---- Data supplied
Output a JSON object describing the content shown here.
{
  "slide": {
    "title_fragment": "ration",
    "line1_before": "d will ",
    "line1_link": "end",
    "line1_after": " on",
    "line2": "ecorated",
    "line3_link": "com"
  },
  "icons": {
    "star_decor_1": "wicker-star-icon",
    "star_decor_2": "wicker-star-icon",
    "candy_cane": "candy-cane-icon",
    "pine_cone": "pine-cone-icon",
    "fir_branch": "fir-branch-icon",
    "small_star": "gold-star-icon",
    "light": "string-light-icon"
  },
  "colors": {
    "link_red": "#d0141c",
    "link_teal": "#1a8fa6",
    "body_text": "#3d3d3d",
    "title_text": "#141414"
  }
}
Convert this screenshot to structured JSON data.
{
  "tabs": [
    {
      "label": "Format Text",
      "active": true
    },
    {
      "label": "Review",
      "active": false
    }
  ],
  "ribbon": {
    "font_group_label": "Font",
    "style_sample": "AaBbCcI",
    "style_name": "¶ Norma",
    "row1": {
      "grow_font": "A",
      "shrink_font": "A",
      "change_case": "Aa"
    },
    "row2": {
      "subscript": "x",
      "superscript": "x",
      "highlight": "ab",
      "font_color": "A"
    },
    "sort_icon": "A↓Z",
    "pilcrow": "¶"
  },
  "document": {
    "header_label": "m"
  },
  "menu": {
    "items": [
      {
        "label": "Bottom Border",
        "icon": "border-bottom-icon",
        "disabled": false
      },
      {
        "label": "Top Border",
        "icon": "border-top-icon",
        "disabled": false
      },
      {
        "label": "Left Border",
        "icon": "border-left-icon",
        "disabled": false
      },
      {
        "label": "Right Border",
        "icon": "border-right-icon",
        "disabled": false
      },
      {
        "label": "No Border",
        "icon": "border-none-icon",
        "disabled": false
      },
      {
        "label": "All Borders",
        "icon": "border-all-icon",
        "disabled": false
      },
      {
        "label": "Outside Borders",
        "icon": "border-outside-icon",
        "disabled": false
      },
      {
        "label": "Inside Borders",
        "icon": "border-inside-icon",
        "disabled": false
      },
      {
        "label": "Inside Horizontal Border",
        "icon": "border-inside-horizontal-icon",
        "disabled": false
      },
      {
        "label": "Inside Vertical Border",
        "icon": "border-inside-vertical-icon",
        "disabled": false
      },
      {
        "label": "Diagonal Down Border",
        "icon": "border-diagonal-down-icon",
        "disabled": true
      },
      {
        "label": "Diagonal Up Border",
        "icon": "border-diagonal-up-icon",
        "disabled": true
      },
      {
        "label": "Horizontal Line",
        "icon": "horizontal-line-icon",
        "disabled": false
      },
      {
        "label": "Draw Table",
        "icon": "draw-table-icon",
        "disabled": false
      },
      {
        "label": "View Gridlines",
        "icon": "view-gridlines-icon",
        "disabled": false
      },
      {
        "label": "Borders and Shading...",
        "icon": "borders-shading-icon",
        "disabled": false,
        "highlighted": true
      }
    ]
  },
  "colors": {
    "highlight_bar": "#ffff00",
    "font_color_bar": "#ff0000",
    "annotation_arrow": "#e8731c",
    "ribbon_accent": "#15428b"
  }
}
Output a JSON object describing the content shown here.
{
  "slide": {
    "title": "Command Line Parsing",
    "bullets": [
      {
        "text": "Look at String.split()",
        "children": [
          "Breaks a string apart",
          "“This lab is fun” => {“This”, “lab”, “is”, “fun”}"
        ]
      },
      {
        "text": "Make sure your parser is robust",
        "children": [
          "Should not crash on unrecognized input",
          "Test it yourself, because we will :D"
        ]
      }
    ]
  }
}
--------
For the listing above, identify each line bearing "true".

(Result):
      "active": true
        "disabled": true
        "disabled": true
        "highlighted": true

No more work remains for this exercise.